Filter the entries down to the lines containing "party", and copy those lines.

[[ Data listing open ]]

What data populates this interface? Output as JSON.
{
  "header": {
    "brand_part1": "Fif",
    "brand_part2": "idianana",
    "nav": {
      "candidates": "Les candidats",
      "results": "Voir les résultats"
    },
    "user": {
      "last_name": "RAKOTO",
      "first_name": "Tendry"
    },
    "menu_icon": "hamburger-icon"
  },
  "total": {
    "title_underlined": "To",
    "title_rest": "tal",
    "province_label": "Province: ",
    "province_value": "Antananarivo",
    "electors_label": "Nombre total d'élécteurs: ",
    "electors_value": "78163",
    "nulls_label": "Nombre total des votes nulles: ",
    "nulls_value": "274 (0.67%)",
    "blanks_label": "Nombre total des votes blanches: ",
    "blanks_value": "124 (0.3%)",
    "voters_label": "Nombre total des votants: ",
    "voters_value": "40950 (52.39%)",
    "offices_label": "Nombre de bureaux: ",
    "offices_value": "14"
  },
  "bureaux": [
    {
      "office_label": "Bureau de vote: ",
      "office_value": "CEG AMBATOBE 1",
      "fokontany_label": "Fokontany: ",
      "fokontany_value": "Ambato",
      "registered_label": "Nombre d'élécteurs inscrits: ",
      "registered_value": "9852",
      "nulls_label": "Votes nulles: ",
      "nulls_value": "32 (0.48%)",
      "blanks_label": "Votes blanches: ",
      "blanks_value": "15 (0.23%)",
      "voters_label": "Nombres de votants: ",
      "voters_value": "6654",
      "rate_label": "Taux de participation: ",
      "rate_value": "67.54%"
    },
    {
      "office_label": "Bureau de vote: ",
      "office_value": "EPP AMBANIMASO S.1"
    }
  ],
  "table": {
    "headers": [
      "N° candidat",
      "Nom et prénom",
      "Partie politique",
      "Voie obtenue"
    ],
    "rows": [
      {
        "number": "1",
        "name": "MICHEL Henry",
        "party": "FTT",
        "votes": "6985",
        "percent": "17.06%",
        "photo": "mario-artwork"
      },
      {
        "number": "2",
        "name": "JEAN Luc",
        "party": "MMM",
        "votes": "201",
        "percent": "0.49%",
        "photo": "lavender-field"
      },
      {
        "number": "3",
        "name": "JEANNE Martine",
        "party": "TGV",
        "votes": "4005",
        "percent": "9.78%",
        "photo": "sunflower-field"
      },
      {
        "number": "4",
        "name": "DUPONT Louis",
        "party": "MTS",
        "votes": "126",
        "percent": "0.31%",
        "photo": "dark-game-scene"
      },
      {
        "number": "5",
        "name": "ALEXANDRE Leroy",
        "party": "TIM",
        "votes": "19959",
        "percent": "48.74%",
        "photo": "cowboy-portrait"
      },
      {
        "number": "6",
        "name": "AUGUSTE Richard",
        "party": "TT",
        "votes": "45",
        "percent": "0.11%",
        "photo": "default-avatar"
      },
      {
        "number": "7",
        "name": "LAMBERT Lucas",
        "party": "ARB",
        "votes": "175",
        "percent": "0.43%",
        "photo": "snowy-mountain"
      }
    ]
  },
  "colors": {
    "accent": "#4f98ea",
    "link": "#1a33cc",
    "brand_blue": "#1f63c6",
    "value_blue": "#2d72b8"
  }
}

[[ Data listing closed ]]

Task solution ▸
        "party": "FTT",
        "party": "MMM",
        "party": "TGV",
        "party": "MTS",
        "party": "TIM",
        "party": "TT",
        "party": "ARB",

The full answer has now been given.